I have indulged in the intricate weaving of character development that is the Rain Wilds Chronicles much as I have engaged all of Robin Hobb’s other works: from the beginning. Hobb is a master storyteller, but where she really shines is the molding of characters, pounding out personality with emotion and pulling them along in such a way that leaves us all not merely intrigued, but attached. Her heart is in it, and she wants our hearts to be in it as well—and one can feel it here in Blood of Dragons as surely as any other.
Let me begin by saying this is not a book of intense action. They tell me the devil’s in the details and Robin Hobb loves details. They pour out of her into a rich, beautifully developed world.

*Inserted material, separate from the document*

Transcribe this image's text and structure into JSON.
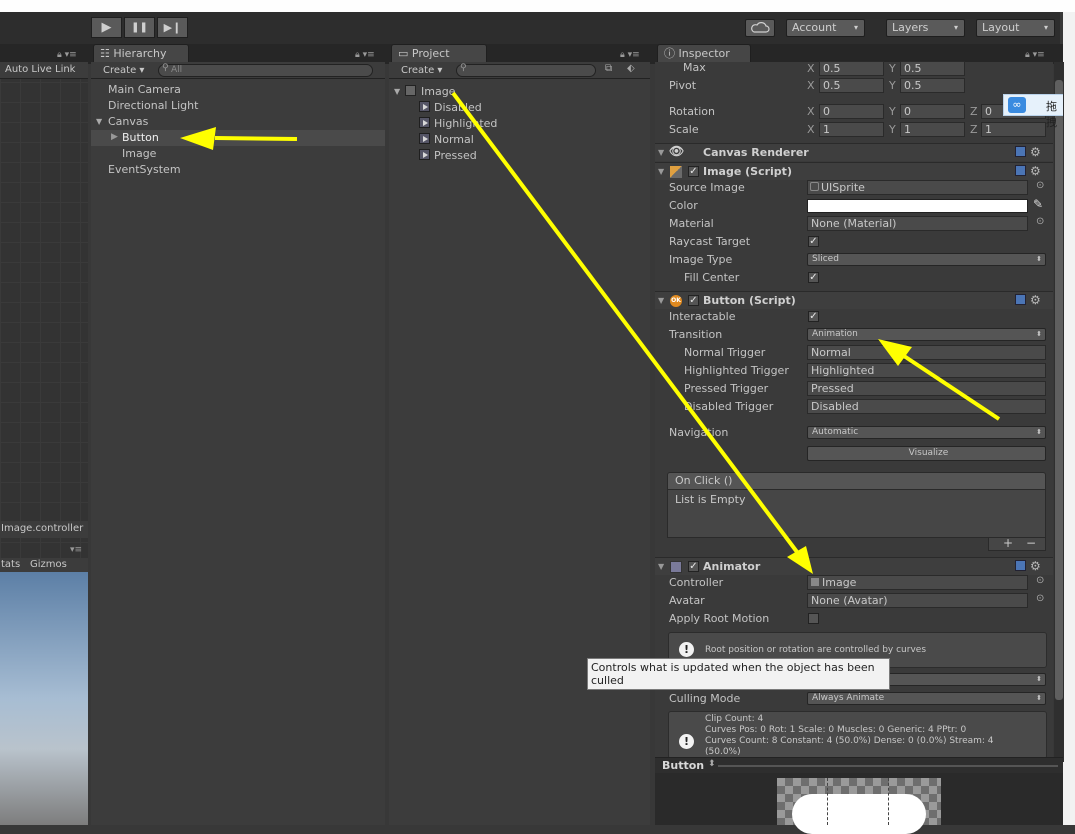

Unfortunately, this also means a slower pace—but if you enjoy character-driven narrative and worldbuilding as much as I do, that won’t be the problem for you. And that said, this book is quicker than its predecessor, lacking that “middle” book syndrome that unfortunately seemed to plague it.
But first of all: welcome to Kelsingra! If you read the last book (and why are you reading this if you haven’t? Bad reader, bad!), this will pick up right where you left off, with our weary group of outcasts struggling to achieve that final dragon dream: flight. Of course, this leads into another hunt, as the dragons begin to crave a substance from the deepest of their memories: the mysterious Silver that was once the lifeblood of the city and its many, fancier properties. Meanwhile, with Chalcedean assassins on the loose and the bumbling, vindictive Hest still stalking about, danger has not yet passed.
Also: Elderling baby. And the continuation of the birdkeeper plot that’s started off chapters from the beginning.
Suffice to say, there’s still a lot of wrap up. The sheer wealth of characters the series has pulled in has guaranteed that. And in that regard, I will give Hobb this: she definitely wraps things up with a tidy bow. The conclusion to several of the character arcs were genuinely enjoyable—and for me, at least, so were the opening developments with Alise, which, let’s just say: it’s about time. I’m still not entirely sure why Hobb felt the need to toss in the part of Selden into the mix later in the game, but it does help with the coming together—and probably sets up potential for more adventures later (I.E. more series).
My genuine befuddlement, however, comes from the fact that as slow, laboriously paced as these books could sometimes get, the ending, the grand conclusion herein, felt so utterly rushed. Without committing any sort of spoiler death here, I’ll suffice to say it was startling to observe just how off-screen and minimalized the whole matter was, particularly when Hobb spends so much time building everything else up. While her primary focus is (and always has been) her characters, I think this particular short-change to the action was a touch off-putting.
That said, I will keep this review going to make one more point—the main point of the series itself, in all honesty: the Dragons. All along, I have found the development and characterization of the dragons the most unique and intriguing piece of these novels. From their own growth as outcasts and malformed “rejects,” as it were, to prideful longing, and the sometimes subtle ways more human characteristics have been leaking into their psyche. Each has their own personality, rather than falling back on the classic, “Dragons are mean!” or alternatively “All Dragons are good!” mindset. They come to us as a bizarre mirror of ourselves—like humans with a lot more weight and more than a few neat tricks up their sleeves.
But in the end, I have to say: if put to a matter of “stars,” this one earns a 3.5/5. The story and character development are rich, but things truly can drag their heels from time to time. These books take a certain brand of fantasy lover to fall in love with them, but for those that know and enjoy the style, Blood of Dragons will not disappoint.